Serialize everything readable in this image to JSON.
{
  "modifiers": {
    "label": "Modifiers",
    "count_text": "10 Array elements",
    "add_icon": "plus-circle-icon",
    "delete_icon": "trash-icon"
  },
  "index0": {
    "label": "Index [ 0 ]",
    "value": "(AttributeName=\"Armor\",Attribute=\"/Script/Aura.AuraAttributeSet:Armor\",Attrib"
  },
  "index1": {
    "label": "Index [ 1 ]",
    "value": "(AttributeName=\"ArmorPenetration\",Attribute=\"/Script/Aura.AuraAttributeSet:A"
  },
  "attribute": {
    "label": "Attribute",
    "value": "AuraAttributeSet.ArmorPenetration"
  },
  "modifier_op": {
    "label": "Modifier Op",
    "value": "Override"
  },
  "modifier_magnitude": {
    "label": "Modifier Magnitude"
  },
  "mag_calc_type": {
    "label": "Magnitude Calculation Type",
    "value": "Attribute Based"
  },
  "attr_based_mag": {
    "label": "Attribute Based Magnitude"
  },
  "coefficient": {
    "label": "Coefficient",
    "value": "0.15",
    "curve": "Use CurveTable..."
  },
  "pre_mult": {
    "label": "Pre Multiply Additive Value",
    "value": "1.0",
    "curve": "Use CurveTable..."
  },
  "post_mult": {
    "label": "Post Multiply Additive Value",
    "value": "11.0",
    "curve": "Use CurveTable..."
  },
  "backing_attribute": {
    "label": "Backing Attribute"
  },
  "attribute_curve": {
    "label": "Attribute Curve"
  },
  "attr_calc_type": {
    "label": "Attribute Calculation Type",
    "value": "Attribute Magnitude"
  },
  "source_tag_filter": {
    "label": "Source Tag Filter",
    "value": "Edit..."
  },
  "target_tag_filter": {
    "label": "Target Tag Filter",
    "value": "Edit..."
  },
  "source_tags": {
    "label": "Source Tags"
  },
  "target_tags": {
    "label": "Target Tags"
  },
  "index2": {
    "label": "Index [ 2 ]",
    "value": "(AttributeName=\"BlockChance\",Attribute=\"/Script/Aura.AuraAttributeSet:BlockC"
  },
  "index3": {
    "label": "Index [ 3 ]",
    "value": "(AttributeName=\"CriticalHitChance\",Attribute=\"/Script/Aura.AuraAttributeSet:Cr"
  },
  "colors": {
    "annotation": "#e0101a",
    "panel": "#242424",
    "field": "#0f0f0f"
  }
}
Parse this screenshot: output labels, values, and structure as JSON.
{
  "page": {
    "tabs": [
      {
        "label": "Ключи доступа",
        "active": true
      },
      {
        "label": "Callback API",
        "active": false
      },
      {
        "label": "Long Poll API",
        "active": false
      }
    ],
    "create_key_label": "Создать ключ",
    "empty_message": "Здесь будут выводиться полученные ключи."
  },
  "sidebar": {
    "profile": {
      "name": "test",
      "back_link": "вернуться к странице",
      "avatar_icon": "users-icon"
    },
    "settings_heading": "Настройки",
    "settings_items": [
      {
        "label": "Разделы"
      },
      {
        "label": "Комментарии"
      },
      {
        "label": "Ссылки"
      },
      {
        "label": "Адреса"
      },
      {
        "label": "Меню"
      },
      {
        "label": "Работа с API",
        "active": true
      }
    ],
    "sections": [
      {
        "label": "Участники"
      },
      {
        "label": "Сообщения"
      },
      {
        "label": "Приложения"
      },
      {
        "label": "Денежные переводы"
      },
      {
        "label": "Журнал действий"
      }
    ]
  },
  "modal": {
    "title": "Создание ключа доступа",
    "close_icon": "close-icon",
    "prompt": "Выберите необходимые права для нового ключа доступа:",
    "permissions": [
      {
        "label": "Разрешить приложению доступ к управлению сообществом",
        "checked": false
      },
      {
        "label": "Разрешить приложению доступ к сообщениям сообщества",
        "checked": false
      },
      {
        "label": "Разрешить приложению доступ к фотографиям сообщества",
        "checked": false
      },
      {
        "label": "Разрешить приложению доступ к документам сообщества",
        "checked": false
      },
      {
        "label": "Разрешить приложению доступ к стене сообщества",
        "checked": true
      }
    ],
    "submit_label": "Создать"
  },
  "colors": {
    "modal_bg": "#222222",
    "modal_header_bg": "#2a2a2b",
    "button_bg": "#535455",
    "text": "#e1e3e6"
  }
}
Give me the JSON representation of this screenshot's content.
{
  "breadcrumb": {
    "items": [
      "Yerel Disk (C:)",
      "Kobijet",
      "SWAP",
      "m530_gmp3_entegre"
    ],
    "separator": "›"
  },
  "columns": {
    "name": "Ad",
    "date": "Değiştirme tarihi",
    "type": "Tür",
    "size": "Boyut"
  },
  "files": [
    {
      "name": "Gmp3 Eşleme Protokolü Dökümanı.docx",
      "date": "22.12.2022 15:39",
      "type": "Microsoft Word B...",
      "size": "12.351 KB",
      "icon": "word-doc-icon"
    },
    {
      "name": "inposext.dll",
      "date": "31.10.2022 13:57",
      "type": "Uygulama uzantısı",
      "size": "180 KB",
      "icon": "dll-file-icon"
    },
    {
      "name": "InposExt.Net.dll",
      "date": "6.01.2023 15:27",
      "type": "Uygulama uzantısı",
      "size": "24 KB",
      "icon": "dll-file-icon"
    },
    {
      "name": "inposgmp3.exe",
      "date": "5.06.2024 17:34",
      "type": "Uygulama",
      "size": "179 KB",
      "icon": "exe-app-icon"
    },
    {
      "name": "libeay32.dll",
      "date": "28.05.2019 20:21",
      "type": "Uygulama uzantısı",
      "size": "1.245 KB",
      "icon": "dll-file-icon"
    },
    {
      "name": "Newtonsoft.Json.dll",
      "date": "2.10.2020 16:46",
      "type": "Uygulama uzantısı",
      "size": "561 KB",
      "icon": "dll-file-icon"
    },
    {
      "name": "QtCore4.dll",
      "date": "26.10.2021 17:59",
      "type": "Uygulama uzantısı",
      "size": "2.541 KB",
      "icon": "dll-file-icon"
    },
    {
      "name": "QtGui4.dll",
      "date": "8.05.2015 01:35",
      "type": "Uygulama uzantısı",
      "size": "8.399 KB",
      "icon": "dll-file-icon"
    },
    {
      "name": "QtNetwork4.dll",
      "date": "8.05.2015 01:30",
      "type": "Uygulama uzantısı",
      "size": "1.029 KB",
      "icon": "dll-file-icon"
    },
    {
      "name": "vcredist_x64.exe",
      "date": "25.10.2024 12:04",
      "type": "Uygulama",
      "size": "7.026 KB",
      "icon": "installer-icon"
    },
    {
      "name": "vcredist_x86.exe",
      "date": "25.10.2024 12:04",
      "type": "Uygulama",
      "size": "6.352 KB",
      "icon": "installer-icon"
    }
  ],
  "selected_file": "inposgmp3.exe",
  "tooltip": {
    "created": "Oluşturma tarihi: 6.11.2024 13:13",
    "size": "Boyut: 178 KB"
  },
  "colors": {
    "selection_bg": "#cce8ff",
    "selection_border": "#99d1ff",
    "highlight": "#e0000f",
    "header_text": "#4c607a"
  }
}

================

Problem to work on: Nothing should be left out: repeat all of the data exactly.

Reply:
Serialize everything readable in this image to JSON.
{
  "modifiers": {
    "label": "Modifiers",
    "count_text": "10 Array elements",
    "add_icon": "plus-circle-icon",
    "delete_icon": "trash-icon"
  },
  "index0": {
    "label": "Index [ 0 ]",
    "value": "(AttributeName=\"Armor\",Attribute=\"/Script/Aura.AuraAttributeSet:Armor\",Attrib"
  },
  "index1": {
    "label": "Index [ 1 ]",
    "value": "(AttributeName=\"ArmorPenetration\",Attribute=\"/Script/Aura.AuraAttributeSet:A"
  },
  "attribute": {
    "label": "Attribute",
    "value": "AuraAttributeSet.ArmorPenetration"
  },
  "modifier_op": {
    "label": "Modifier Op",
    "value": "Override"
  },
  "modifier_magnitude": {
    "label": "Modifier Magnitude"
  },
  "mag_calc_type": {
    "label": "Magnitude Calculation Type",
    "value": "Attribute Based"
  },
  "attr_based_mag": {
    "label": "Attribute Based Magnitude"
  },
  "coefficient": {
    "label": "Coefficient",
    "value": "0.15",
    "curve": "Use CurveTable..."
  },
  "pre_mult": {
    "label": "Pre Multiply Additive Value",
    "value": "1.0",
    "curve": "Use CurveTable..."
  },
  "post_mult": {
    "label": "Post Multiply Additive Value",
    "value": "11.0",
    "curve": "Use CurveTable..."
  },
  "backing_attribute": {
    "label": "Backing Attribute"
  },
  "attribute_curve": {
    "label": "Attribute Curve"
  },
  "attr_calc_type": {
    "label": "Attribute Calculation Type",
    "value": "Attribute Magnitude"
  },
  "source_tag_filter": {
    "label": "Source Tag Filter",
    "value": "Edit..."
  },
  "target_tag_filter": {
    "label": "Target Tag Filter",
    "value": "Edit..."
  },
  "source_tags": {
    "label": "Source Tags"
  },
  "target_tags": {
    "label": "Target Tags"
  },
  "index2": {
    "label": "Index [ 2 ]",
    "value": "(AttributeName=\"BlockChance\",Attribute=\"/Script/Aura.AuraAttributeSet:BlockC"
  },
  "index3": {
    "label": "Index [ 3 ]",
    "value": "(AttributeName=\"CriticalHitChance\",Attribute=\"/Script/Aura.AuraAttributeSet:Cr"
  },
  "colors": {
    "annotation": "#e0101a",
    "panel": "#242424",
    "field": "#0f0f0f"
  }
}
Parse this screenshot: output labels, values, and structure as JSON.
{
  "page": {
    "tabs": [
      {
        "label": "Ключи доступа",
        "active": true
      },
      {
        "label": "Callback API",
        "active": false
      },
      {
        "label": "Long Poll API",
        "active": false
      }
    ],
    "create_key_label": "Создать ключ",
    "empty_message": "Здесь будут выводиться полученные ключи."
  },
  "sidebar": {
    "profile": {
      "name": "test",
      "back_link": "вернуться к странице",
      "avatar_icon": "users-icon"
    },
    "settings_heading": "Настройки",
    "settings_items": [
      {
        "label": "Разделы"
      },
      {
        "label": "Комментарии"
      },
      {
        "label": "Ссылки"
      },
      {
        "label": "Адреса"
      },
      {
        "label": "Меню"
      },
      {
        "label": "Работа с API",
        "active": true
      }
    ],
    "sections": [
      {
        "label": "Участники"
      },
      {
        "label": "Сообщения"
      },
      {
        "label": "Приложения"
      },
      {
        "label": "Денежные переводы"
      },
      {
        "label": "Журнал действий"
      }
    ]
  },
  "modal": {
    "title": "Создание ключа доступа",
    "close_icon": "close-icon",
    "prompt": "Выберите необходимые права для нового ключа доступа:",
    "permissions": [
      {
        "label": "Разрешить приложению доступ к управлению сообществом",
        "checked": false
      },
      {
        "label": "Разрешить приложению доступ к сообщениям сообщества",
        "checked": false
      },
      {
        "label": "Разрешить приложению доступ к фотографиям сообщества",
        "checked": false
      },
      {
        "label": "Разрешить приложению доступ к документам сообщества",
        "checked": false
      },
      {
        "label": "Разрешить приложению доступ к стене сообщества",
        "checked": true
      }
    ],
    "submit_label": "Создать"
  },
  "colors": {
    "modal_bg": "#222222",
    "modal_header_bg": "#2a2a2b",
    "button_bg": "#535455",
    "text": "#e1e3e6"
  }
}
Give me the JSON representation of this screenshot's content.
{
  "breadcrumb": {
    "items": [
      "Yerel Disk (C:)",
      "Kobijet",
      "SWAP",
      "m530_gmp3_entegre"
    ],
    "separator": "›"
  },
  "columns": {
    "name": "Ad",
    "date": "Değiştirme tarihi",
    "type": "Tür",
    "size": "Boyut"
  },
  "files": [
    {
      "name": "Gmp3 Eşleme Protokolü Dökümanı.docx",
      "date": "22.12.2022 15:39",
      "type": "Microsoft Word B...",
      "size": "12.351 KB",
      "icon": "word-doc-icon"
    },
    {
      "name": "inposext.dll",
      "date": "31.10.2022 13:57",
      "type": "Uygulama uzantısı",
      "size": "180 KB",
      "icon": "dll-file-icon"
    },
    {
      "name": "InposExt.Net.dll",
      "date": "6.01.2023 15:27",
      "type": "Uygulama uzantısı",
      "size": "24 KB",
      "icon": "dll-file-icon"
    },
    {
      "name": "inposgmp3.exe",
      "date": "5.06.2024 17:34",
      "type": "Uygulama",
      "size": "179 KB",
      "icon": "exe-app-icon"
    },
    {
      "name": "libeay32.dll",
      "date": "28.05.2019 20:21",
      "type": "Uygulama uzantısı",
      "size": "1.245 KB",
      "icon": "dll-file-icon"
    },
    {
      "name": "Newtonsoft.Json.dll",
      "date": "2.10.2020 16:46",
      "type": "Uygulama uzantısı",
      "size": "561 KB",
      "icon": "dll-file-icon"
    },
    {
      "name": "QtCore4.dll",
      "date": "26.10.2021 17:59",
      "type": "Uygulama uzantısı",
      "size": "2.541 KB",
      "icon": "dll-file-icon"
    },
    {
      "name": "QtGui4.dll",
      "date": "8.05.2015 01:35",
      "type": "Uygulama uzantısı",
      "size": "8.399 KB",
      "icon": "dll-file-icon"
    },
    {
      "name": "QtNetwork4.dll",
      "date": "8.05.2015 01:30",
      "type": "Uygulama uzantısı",
      "size": "1.029 KB",
      "icon": "dll-file-icon"
    },
    {
      "name": "vcredist_x64.exe",
      "date": "25.10.2024 12:04",
      "type": "Uygulama",
      "size": "7.026 KB",
      "icon": "installer-icon"
    },
    {
      "name": "vcredist_x86.exe",
      "date": "25.10.2024 12:04",
      "type": "Uygulama",
      "size": "6.352 KB",
      "icon": "installer-icon"
    }
  ],
  "selected_file": "inposgmp3.exe",
  "tooltip": {
    "created": "Oluşturma tarihi: 6.11.2024 13:13",
    "size": "Boyut: 178 KB"
  },
  "colors": {
    "selection_bg": "#cce8ff",
    "selection_border": "#99d1ff",
    "highlight": "#e0000f",
    "header_text": "#4c607a"
  }
}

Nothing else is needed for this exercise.